Pope Francis arrived in Kazakhstan on Tuesday to attend an international religious gathering, but said he was also in the country on a “pilgrimage of dialogue and peace”.
Kazakh President Kassym-Jomart Tokayev said it was a “great honor” to welcome the Pope, who is on his 38th trip abroad since his election in 2013.
Tokayev is an ally of Russia but has refused to support Moscow’s war of aggression in Ukraine. The presence of a significant Russian community in northern Kazakhstan has fueled fears that the Kremlin may have imperial ambitions in the area.
What did the Pope say?
“I visit you in the course of the senseless and tragic war that broke out with the invasion of Ukraine, even as other conflicts and threats of conflict continue to endanger our time,” Pope Francis said.
“I have come to reiterate the plea of all those who cry out for peace, which is the essential path to development for our globalized world.”
The pope said he urged to step up diplomatic efforts to promote dialogue.
“Now is the time to stop intensifying rivalry and strengthening opposing blocs. We need leaders who, at the international level, can empower people to grow in mutual understanding and dialogue.”

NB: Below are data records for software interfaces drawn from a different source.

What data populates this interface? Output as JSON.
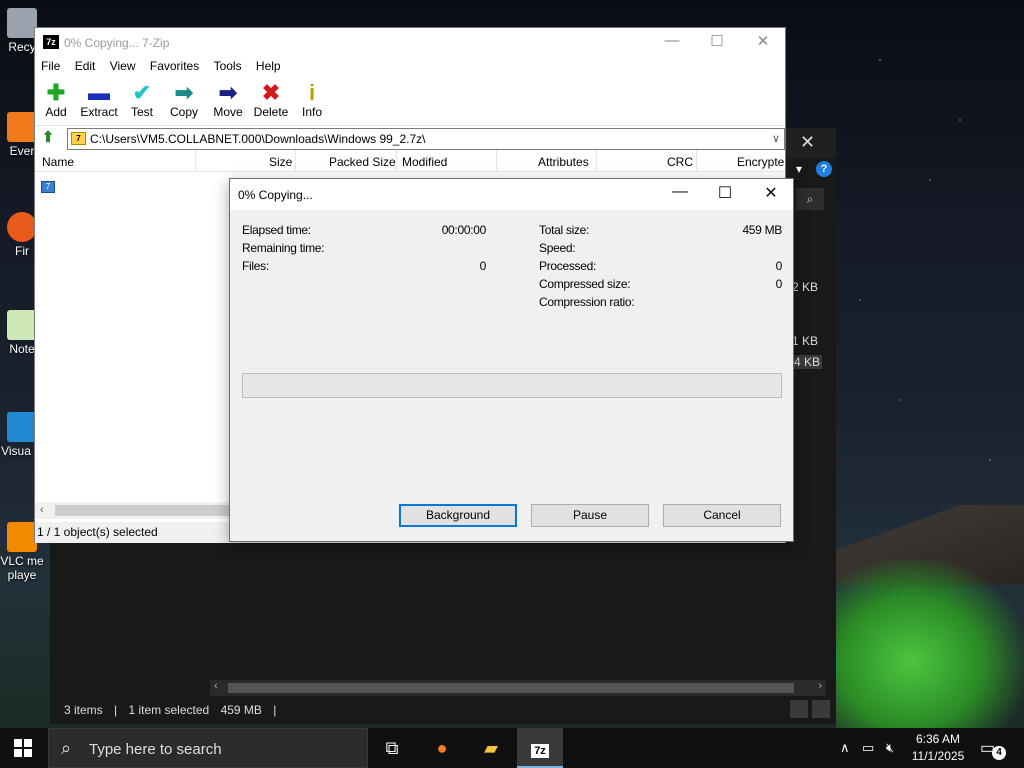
{
  "desktop": {
    "icons": [
      "Recy",
      "Ever",
      "Fir",
      "Note",
      "Visua C",
      "VLC me playe"
    ]
  },
  "explorer": {
    "status": {
      "items": "3 items",
      "selected": "1 item selected",
      "size": "459 MB"
    },
    "file_sizes": [
      "2 KB",
      "1 KB",
      "4 KB"
    ]
  },
  "zip": {
    "title": "0% Copying... 7-Zip",
    "menu": [
      "File",
      "Edit",
      "View",
      "Favorites",
      "Tools",
      "Help"
    ],
    "toolbar": {
      "add": "Add",
      "extract": "Extract",
      "test": "Test",
      "copy": "Copy",
      "move": "Move",
      "delete": "Delete",
      "info": "Info"
    },
    "address": "C:\\Users\\VM5.COLLABNET.000\\Downloads\\Windows 99_2.7z\\",
    "columns": [
      "Name",
      "Size",
      "Packed Size",
      "Modified",
      "Attributes",
      "CRC",
      "Encrypte"
    ],
    "status": "1 / 1 object(s) selected"
  },
  "dialog": {
    "title": "0% Copying...",
    "left": {
      "elapsed_label": "Elapsed time:",
      "elapsed_value": "00:00:00",
      "remaining_label": "Remaining time:",
      "files_label": "Files:",
      "files_value": "0"
    },
    "right": {
      "total_label": "Total size:",
      "total_value": "459 MB",
      "speed_label": "Speed:",
      "processed_label": "Processed:",
      "processed_value": "0",
      "compressed_label": "Compressed size:",
      "compressed_value": "0",
      "ratio_label": "Compression ratio:"
    },
    "progress_percent": 0,
    "buttons": {
      "background": "Background",
      "pause": "Pause",
      "cancel": "Cancel"
    }
  },
  "taskbar": {
    "search_placeholder": "Type here to search",
    "time": "6:36 AM",
    "date": "11/1/2025",
    "notifications": "4"
  }
}
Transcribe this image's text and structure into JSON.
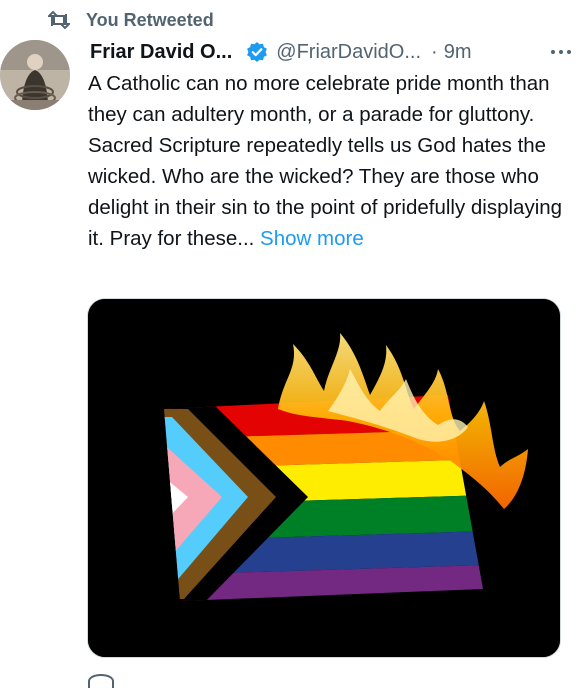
{
  "retweet": {
    "label": "You Retweeted",
    "icon": "retweet-icon"
  },
  "tweet": {
    "author_name": "Friar David O...",
    "verified_icon": "verified-badge-icon",
    "handle": "@FriarDavidO...",
    "time": "9m",
    "more_icon": "more-options-icon",
    "text": "A Catholic can no more celebrate pride month than they can adultery month, or a parade for gluttony. Sacred Scripture repeatedly tells us God hates the wicked. Who are the wicked? They are those who delight in their sin to the point of pridefully displaying it. Pray for these...",
    "show_more": "Show more",
    "media": {
      "description_icon": "burning-flag-image"
    }
  },
  "colors": {
    "text": "#0f1419",
    "secondary": "#536471",
    "link": "#1d9bf0",
    "verified": "#1d9bf0"
  }
}
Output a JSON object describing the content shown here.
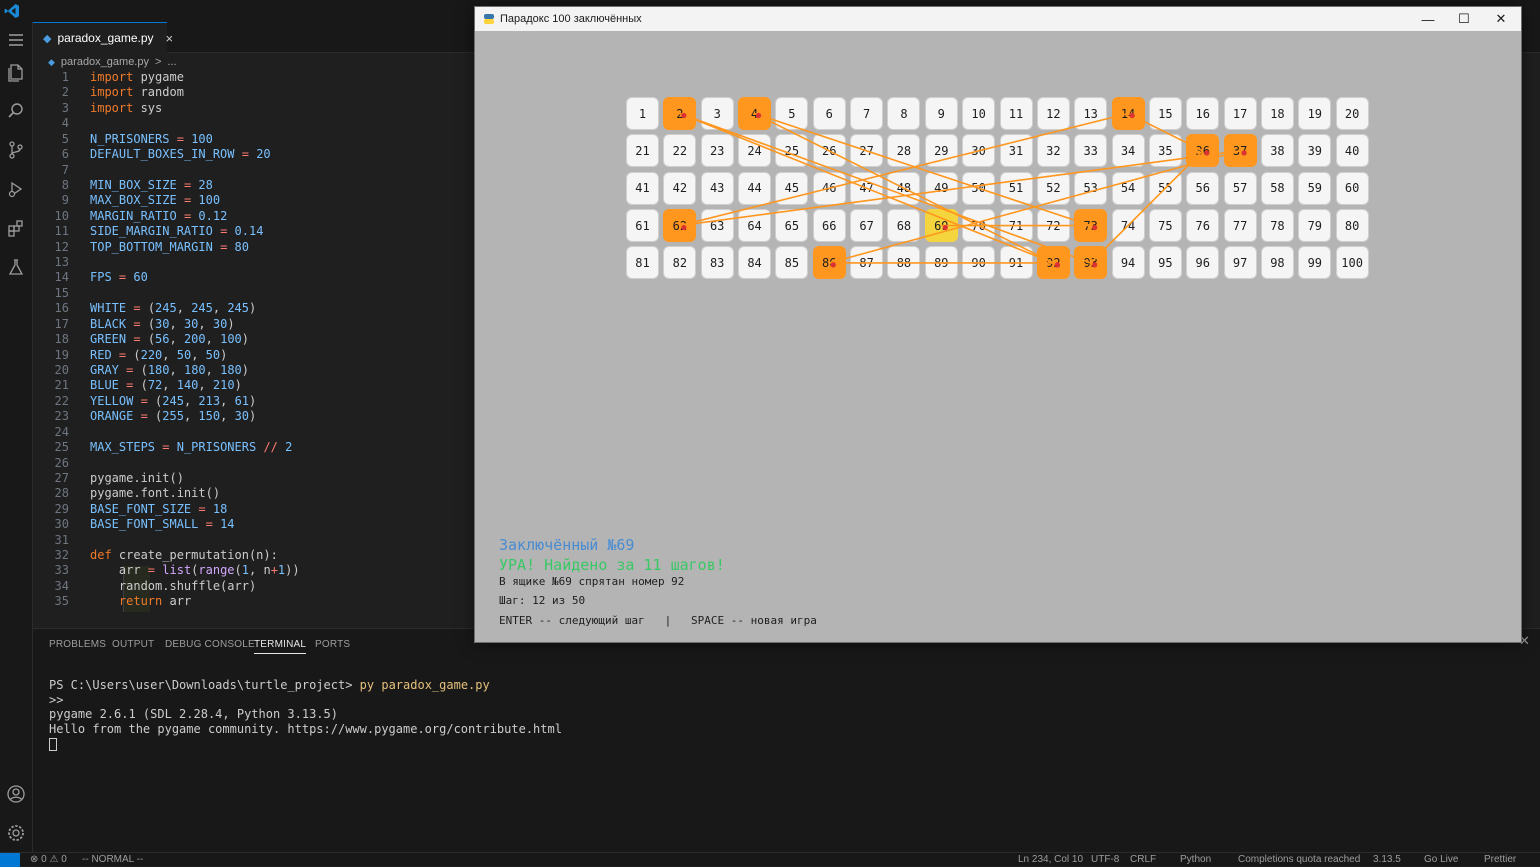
{
  "vscode": {
    "tab_label": "paradox_game.py",
    "tab_close": "×",
    "breadcrumb_file": "paradox_game.py",
    "breadcrumb_sep": ">",
    "breadcrumb_more": "...",
    "code_lines": [
      "import pygame",
      "import random",
      "import sys",
      "",
      "N_PRISONERS = 100",
      "DEFAULT_BOXES_IN_ROW = 20",
      "",
      "MIN_BOX_SIZE = 28",
      "MAX_BOX_SIZE = 100",
      "MARGIN_RATIO = 0.12",
      "SIDE_MARGIN_RATIO = 0.14",
      "TOP_BOTTOM_MARGIN = 80",
      "",
      "FPS = 60",
      "",
      "WHITE = (245, 245, 245)",
      "BLACK = (30, 30, 30)",
      "GREEN = (56, 200, 100)",
      "RED = (220, 50, 50)",
      "GRAY = (180, 180, 180)",
      "BLUE = (72, 140, 210)",
      "YELLOW = (245, 213, 61)",
      "ORANGE = (255, 150, 30)",
      "",
      "MAX_STEPS = N_PRISONERS // 2",
      "",
      "pygame.init()",
      "pygame.font.init()",
      "BASE_FONT_SIZE = 18",
      "BASE_FONT_SMALL = 14",
      "",
      "def create_permutation(n):",
      "    arr = list(range(1, n+1))",
      "    random.shuffle(arr)",
      "    return arr"
    ],
    "panel_tabs": [
      "PROBLEMS",
      "OUTPUT",
      "DEBUG CONSOLE",
      "TERMINAL",
      "PORTS"
    ],
    "terminal": {
      "prompt": "PS C:\\Users\\user\\Downloads\\turtle_project> ",
      "command": "py paradox_game.py",
      "lines": [
        ">>",
        "pygame 2.6.1 (SDL 2.28.4, Python 3.13.5)",
        "Hello from the pygame community. https://www.pygame.org/contribute.html"
      ]
    },
    "status": {
      "problems": "⊗ 0 ⚠ 0",
      "mode": "-- NORMAL --",
      "position": "Ln 234, Col 10",
      "encoding": "UTF-8",
      "eol": "CRLF",
      "language": "Python",
      "quota": "Completions quota reached",
      "version": "3.13.5",
      "golive": "Go Live",
      "prettier": "Prettier"
    }
  },
  "game": {
    "title": "Парадокс 100 заключённых",
    "boxes_per_row": 20,
    "box_count": 100,
    "visited": [
      2,
      4,
      14,
      36,
      37,
      62,
      73,
      86,
      92,
      93
    ],
    "current": 69,
    "path": [
      69,
      73,
      4,
      92,
      2,
      93,
      36,
      14,
      62,
      37,
      86,
      92
    ],
    "text": {
      "prisoner": "Заключённый №69",
      "success": "УРА! Найдено за 11 шагов!",
      "box_info": "В ящике №69 спрятан номер 92",
      "step": "Шаг: 12 из 50",
      "controls": "ENTER -- следующий шаг   |   SPACE -- новая игра"
    },
    "colors": {
      "background": "#b4b4b4",
      "box": "#f5f5f5",
      "visited": "#ff961e",
      "current": "#f5d53d",
      "prisoner_text": "#488cd2",
      "success_text": "#38c864",
      "text": "#1e1e1e",
      "marker": "#dc3232"
    }
  }
}
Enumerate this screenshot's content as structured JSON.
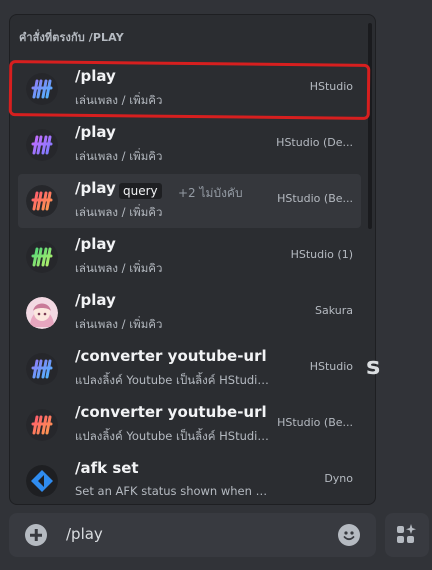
{
  "popup": {
    "header": "คำสั่งที่ตรงกับ /PLAY",
    "items": [
      {
        "command": "/play",
        "description": "เล่นเพลง / เพิ่มคิว",
        "source": "HStudio",
        "avatar": "hstudio-icon",
        "colors": [
          "#8f7cf7",
          "#4fb6ff"
        ]
      },
      {
        "command": "/play",
        "description": "เล่นเพลง / เพิ่มคิว",
        "source": "HStudio (De...",
        "avatar": "hstudio-icon",
        "colors": [
          "#c86bff",
          "#7a7cff"
        ]
      },
      {
        "command": "/play",
        "option": "query",
        "more": "+2 ไม่บังคับ",
        "description": "เล่นเพลง / เพิ่มคิว",
        "source": "HStudio (Be...",
        "avatar": "hstudio-icon",
        "colors": [
          "#ff5a6e",
          "#ff9a4f"
        ]
      },
      {
        "command": "/play",
        "description": "เล่นเพลง / เพิ่มคิว",
        "source": "HStudio (1)",
        "avatar": "hstudio-icon",
        "colors": [
          "#4fd67a",
          "#b8f06a"
        ]
      },
      {
        "command": "/play",
        "description": "เล่นเพลง / เพิ่มคิว",
        "source": "Sakura",
        "avatar": "sakura-avatar"
      },
      {
        "command": "/converter youtube-url",
        "description": "แปลงลิ้งค์ Youtube เป็นลิ้งค์ HStudio ...",
        "source": "HStudio",
        "avatar": "hstudio-icon",
        "colors": [
          "#8f7cf7",
          "#4fb6ff"
        ]
      },
      {
        "command": "/converter youtube-url",
        "description": "แปลงลิ้งค์ Youtube เป็นลิ้งค์ HStudio ...",
        "source": "HStudio (Be...",
        "avatar": "hstudio-icon",
        "colors": [
          "#ff5a6e",
          "#ff9a4f"
        ]
      },
      {
        "command": "/afk set",
        "description": "Set an AFK status shown when you'...",
        "source": "Dyno",
        "avatar": "dyno-icon"
      }
    ]
  },
  "chat": {
    "input_value": "/play"
  },
  "colors": {
    "highlight": "#d71f1f",
    "selected_row": "#35373c"
  }
}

The pope also reaffirmed that Russia is responsible for the war in Ukraine, something he had previously criticized for not doing when the Russian invasion began.
Traditionally, the Pope sends greetings to the capitals of the countries he flies over. However, his flight from Rome to the Kazakh capital Nur-Sultan avoided Russian airspace, meaning he didn’t send one to Russian President Vladimir Putin.
Why is the Pope in Kazakhstan?
Pope Francis visits Kazakhstan to participate in the Congress of Leaders of World and Traditional Religions, which begins Wednesday. About 100 delegations from about 50 countries are involved in the two-day meeting.
The Vatican had hoped the event would allow a meeting between the pope and Russian Orthodox Patriarch Kirill of Moscow, a staunch defender of Russia’s war in Ukraine.
However, that won’t happen after the Russian religious leader has waived the trip to Kazakhstan.
Kazakhstan, with a population of some 19 million, is home to a small community of approximately 125,000 Catholics. About 70% of Kazakhs are Muslim while about 26% are Orthodox Christians.
A simultaneous visit to Kazakhstan by Chinese President Xi Jinping has sparked speculation about a possible historic meeting between the two, although there was no indication that it would take place.
The pope has brushed aside talk that he is considering stepping down due to health problems, including a bad knee that requires frequent wheelchair use.
rc/wd (dpa, TBEN)